Award-Winning Author Inspires Aspiring Writers
Award-winning author Percival Everett visited USF in September for the MFA Reading Series, an annual event hosted by the MFA in Writing program and the Department of English.
Every year, the Reading Series brings in authors of the highest caliber. Everett is no exception. The author of twenty novels, four story collections, and four volumes of poetry, Everett is well known for his high output of exceptional work. His skill has earned him some of the most prestigious awards available to writers, including the Guggenheim Fellowship in Fiction and the Academy Award from the American Academy of Arts and Letters, among others.
Prior to a public reading, Everett attended Professor Susan Steinberg's graduate fiction workshop. Aspiring writers themselves, the students had the unique opportunity to gain insight into how Everett became a successful writer and how they too might become successful novelists and short story writers one day.
Kate Bove ’17, an MFA student in Professor Steinberg’s workshop, said having Everett in class was a treat.
“The opportunity to listen to Percival Everett answer questions and share writing anecdotes in a small classroom exceeded expectations—I felt he could be really genuine in that sort of setting, and it felt more like a conversation we might have with a professor, rather than something overly formal."
Taylor Nam ’17 also expressed excitement about the opportunity to probe the mind of such a successful writer.
"Percival Everett demystified everything about writing in the span of about 0.2 seconds. Talking to him, hearing him read, reminded me why I love this whole writing thing. I love it because I love it and forget the rest. Percival Everett inspired me to love it more. He talked about how every time someone reads his writing there will exist in that moment a whole new meaning. We have no control over what readers take the art to ‘mean,’ so go! Go and make art and love it!"
Everett encouraged the students to write the things they want to write because it’s impossible to please everyone. He said once you turn your work loose in the world, it’s going to take on whatever meaning it wants—and that’s okay. In fact, that’s great.
“The excitement of [writing a book] is that it means something different to everyone,” he said.
He was incredibly generous with his answers to students’ questions, thoughtfully discussing everything from his writing process to dealing with stress to the author-reader relationship to the drawbacks of social media—for the record, he doesn’t use it, and doesn’t think it’s necessary as a branding tool.
“5,000 followers don’t equal 5,000 sales. It doesn’t make a good book,” he said.
Following the hour-long conversation with students in the MFA program, Everett gave a reading and Q&A open to all USF students and faculty as well as the surrounding community. He read an excerpt from his forthcoming novel “So Much Blue,” which spans three time periods across El Salvador, Paris, and the United States. The novel is slated to come out in June 2017 with Graywolf Press.

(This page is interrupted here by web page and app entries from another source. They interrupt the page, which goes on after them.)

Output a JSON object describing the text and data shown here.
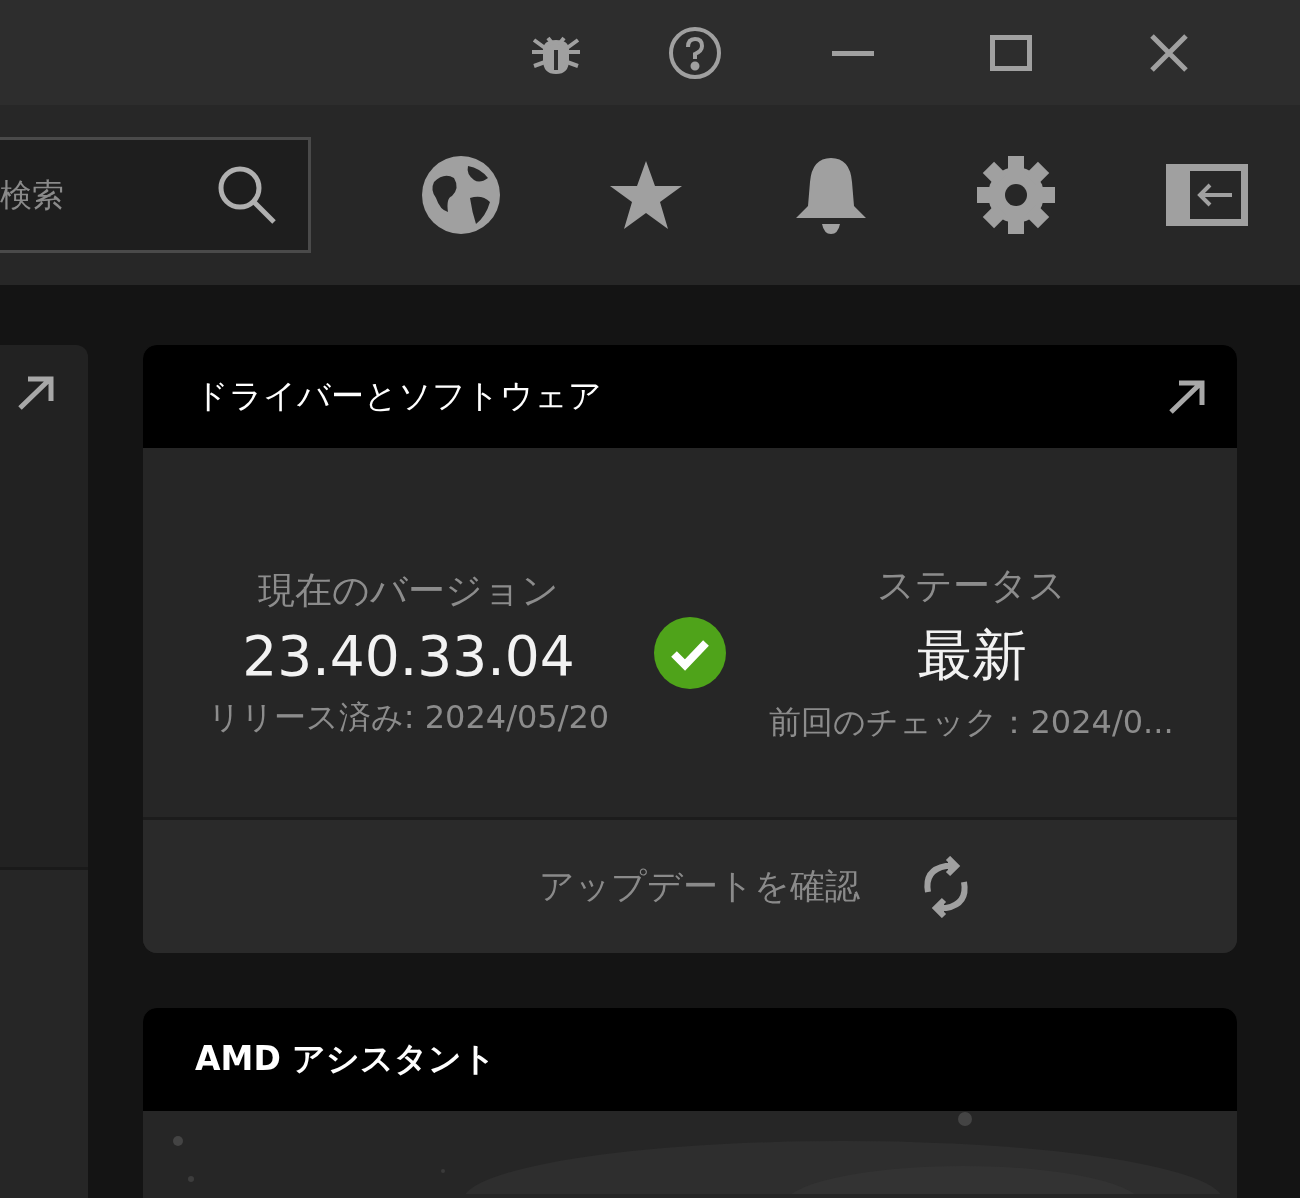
{
  "title_bar": {
    "buttons": [
      {
        "kind": "bug"
      },
      {
        "kind": "help"
      },
      {
        "kind": "minimize"
      },
      {
        "kind": "maximize"
      },
      {
        "kind": "close"
      }
    ]
  },
  "toolbar": {
    "search": {
      "placeholder": "検索"
    },
    "buttons": [
      {
        "kind": "globe"
      },
      {
        "kind": "star"
      },
      {
        "kind": "bell"
      },
      {
        "kind": "gear"
      },
      {
        "kind": "sidebar"
      }
    ]
  },
  "left_panel": {
    "kind": "card"
  },
  "driver_card": {
    "title": "ドライバーとソフトウェア",
    "current_version": {
      "label": "現在のバージョン",
      "value": "23.40.33.04",
      "released": "リリース済み: 2024/05/20"
    },
    "up_to_date": true,
    "status": {
      "label": "ステータス",
      "value": "最新",
      "last_check": "前回のチェック：2024/0..."
    },
    "check_button": "アップデートを確認"
  },
  "assistant_card": {
    "title": "AMD アシスタント"
  }
}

Now in its sixteenth year, the MFA Reading Series presents free literary readings and discussions that are open to the public. Last year, the series included renowned authors Mary Karr, Adam Johnson, and Louise Glück.